People were fascinated by the new discovery and soon developed an obsession with the ancient Greek and Roman civilizations.
As a result, in the mid-18th century, the Neoclassical movement was born. The revival of ancient styles also influenced furniture design.
Klismos chairs are featured widely in works of art from the classical world and also in many of those uncovered in Pompeii, and this design started to be widely copied around Europe.
The chair was revived in the French Directoire, the English Regency, and the Empire styles.
According to the region where it was produced, certain modifications to the design were made.
In the United States, the famous furniture designer Duncan Phyfe brought the klismos chair back to life in the early 19th century, leading it to be known as a Phyfe style chair.
Klismos chairs also served as inspiration for the Boston chairmaker Samuel Gragg’s version of the klismos chair, called the elastic chair.
Remarkable examples of klismos chairs can be found in a suite that the Neoclassical architect Benjamin Latrobe designed in the White House.
He furnished it in American Federal style, which included furniture inspired by ancient Greek designs. The American Federal style produced some of the most beautiful klismos chairs.
In the 1920s, variations in design continued, with added elements of Art Deco, giving the elegant chair a more extravagant look.
In 1937, the furniture designer Terence Harold Robsjohn-Gibbings designed a remarkable klismos chair with a well-preserved woven seat that is on display at the Metropolitan Museum of Art collections.
In this period, the chair maintained its classic design but gained a more modern look. One of the most famous American interior designers, Angelo Donghia created two designs of klismos chair.
Many famous furniture designers from England, Russia, France, and America have copied its design and created their own modern versions of the ancient chair.
Even today, the design of the graceful klismos chair has remained popular and is part of many modern collections, available in many different forms.

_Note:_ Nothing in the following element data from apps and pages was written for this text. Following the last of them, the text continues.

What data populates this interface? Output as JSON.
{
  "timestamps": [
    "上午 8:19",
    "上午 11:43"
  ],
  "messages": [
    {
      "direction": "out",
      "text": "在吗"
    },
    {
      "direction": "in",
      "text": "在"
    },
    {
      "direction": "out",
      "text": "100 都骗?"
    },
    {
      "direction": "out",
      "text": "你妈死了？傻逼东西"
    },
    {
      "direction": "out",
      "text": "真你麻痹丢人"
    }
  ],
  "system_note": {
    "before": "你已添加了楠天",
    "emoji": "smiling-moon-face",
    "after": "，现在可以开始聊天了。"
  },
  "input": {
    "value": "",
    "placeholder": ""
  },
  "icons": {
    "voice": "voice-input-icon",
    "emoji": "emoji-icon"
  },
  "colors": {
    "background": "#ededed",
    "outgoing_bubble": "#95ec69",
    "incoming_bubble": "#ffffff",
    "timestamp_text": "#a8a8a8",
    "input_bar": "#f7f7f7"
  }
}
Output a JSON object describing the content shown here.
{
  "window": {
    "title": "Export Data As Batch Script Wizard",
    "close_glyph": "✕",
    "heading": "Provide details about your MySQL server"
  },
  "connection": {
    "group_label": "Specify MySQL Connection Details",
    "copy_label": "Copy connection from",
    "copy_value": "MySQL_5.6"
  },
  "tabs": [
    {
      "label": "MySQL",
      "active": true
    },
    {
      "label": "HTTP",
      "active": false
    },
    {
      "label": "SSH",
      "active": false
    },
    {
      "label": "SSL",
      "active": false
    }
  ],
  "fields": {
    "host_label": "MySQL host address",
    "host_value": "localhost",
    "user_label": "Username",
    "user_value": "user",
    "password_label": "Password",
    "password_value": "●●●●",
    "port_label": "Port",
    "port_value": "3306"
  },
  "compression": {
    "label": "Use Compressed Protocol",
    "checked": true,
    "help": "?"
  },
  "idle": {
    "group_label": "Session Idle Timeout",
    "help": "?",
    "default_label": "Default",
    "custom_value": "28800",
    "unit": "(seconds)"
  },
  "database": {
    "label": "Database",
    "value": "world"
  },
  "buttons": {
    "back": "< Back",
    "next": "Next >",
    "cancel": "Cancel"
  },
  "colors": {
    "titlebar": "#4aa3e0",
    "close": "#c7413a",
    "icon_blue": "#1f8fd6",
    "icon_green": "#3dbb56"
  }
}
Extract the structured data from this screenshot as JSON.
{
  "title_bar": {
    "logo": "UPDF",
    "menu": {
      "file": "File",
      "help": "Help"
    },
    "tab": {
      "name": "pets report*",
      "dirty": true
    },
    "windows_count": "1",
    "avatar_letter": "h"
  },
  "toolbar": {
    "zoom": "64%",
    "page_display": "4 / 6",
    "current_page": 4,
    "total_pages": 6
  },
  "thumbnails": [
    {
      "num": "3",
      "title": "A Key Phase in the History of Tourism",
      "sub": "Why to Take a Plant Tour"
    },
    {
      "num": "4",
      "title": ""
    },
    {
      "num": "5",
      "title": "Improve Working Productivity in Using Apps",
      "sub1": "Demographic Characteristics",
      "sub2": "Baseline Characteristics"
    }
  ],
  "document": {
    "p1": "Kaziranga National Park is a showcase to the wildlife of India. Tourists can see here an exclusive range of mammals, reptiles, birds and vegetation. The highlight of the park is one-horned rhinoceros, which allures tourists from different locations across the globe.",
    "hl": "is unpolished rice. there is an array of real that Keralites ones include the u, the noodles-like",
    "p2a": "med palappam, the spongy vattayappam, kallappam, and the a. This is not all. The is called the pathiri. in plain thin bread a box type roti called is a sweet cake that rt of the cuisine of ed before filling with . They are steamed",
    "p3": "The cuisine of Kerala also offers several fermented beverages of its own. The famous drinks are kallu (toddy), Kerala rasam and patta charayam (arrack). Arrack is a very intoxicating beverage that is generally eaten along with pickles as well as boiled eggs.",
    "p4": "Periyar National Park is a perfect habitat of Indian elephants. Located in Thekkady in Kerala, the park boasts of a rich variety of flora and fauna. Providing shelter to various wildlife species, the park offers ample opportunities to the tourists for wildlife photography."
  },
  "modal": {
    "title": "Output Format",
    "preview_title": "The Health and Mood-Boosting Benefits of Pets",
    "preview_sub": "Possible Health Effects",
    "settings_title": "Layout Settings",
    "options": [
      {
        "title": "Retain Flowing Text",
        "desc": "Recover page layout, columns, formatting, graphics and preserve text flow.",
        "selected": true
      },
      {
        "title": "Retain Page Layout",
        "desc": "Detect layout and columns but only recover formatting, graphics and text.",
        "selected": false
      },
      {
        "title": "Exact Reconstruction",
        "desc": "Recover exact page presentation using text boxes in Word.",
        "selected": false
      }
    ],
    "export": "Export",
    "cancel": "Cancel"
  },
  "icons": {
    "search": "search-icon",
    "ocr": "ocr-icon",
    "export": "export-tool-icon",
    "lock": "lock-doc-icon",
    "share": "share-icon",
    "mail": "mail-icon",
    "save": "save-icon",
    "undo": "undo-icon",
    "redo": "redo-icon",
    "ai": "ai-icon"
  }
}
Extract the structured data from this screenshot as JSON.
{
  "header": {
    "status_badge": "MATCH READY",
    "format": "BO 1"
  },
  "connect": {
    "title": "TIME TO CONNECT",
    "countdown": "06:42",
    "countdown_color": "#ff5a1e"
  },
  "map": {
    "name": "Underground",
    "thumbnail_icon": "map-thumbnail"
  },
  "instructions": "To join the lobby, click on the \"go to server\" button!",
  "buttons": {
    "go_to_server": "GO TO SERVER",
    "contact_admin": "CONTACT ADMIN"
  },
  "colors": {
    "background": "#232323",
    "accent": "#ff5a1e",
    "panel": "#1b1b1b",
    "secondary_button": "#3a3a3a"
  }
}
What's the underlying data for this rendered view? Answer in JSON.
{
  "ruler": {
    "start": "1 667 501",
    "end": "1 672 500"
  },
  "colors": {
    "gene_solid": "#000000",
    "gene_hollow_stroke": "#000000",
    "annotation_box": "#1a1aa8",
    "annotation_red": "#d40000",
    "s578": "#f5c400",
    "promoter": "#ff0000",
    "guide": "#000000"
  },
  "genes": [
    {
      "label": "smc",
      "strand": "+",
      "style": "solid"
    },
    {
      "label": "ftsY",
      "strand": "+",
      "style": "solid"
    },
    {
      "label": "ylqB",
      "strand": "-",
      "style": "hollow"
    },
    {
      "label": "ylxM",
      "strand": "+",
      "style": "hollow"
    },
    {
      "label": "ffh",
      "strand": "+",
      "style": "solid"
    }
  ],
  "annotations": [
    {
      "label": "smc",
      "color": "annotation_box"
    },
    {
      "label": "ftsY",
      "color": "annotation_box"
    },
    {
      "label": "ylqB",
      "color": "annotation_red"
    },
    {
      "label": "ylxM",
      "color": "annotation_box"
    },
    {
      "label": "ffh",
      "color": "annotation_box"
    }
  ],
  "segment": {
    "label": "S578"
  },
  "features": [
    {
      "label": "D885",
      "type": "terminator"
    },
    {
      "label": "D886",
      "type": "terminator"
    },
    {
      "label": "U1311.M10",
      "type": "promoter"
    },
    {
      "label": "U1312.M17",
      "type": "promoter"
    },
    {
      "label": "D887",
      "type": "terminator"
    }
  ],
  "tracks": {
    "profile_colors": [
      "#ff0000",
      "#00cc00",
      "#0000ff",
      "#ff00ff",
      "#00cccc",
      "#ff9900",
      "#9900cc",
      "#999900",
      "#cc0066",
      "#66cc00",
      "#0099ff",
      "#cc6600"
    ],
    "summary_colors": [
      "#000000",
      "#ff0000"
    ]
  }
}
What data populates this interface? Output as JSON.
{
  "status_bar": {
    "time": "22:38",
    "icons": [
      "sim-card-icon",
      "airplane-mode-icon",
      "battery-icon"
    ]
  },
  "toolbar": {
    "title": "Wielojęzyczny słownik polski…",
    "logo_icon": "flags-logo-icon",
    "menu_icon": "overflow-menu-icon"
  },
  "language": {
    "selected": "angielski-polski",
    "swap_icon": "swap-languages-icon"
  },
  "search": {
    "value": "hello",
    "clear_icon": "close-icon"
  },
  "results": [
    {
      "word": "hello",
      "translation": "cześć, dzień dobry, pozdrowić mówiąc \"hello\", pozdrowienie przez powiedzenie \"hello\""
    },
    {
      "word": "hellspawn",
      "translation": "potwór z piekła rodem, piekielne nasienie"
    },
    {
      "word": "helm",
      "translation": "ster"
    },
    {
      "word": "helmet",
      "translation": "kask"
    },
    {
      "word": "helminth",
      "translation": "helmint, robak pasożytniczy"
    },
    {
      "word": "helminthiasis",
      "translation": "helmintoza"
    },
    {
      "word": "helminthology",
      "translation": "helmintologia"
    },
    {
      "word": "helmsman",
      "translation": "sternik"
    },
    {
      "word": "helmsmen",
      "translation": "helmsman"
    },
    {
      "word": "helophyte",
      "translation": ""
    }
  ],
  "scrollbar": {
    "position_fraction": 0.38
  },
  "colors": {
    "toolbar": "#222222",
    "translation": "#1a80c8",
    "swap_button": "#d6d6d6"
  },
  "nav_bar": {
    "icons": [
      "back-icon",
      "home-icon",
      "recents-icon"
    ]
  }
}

It blends well with almost every interior style and is considered to be one of the most influential designs in the history of furniture.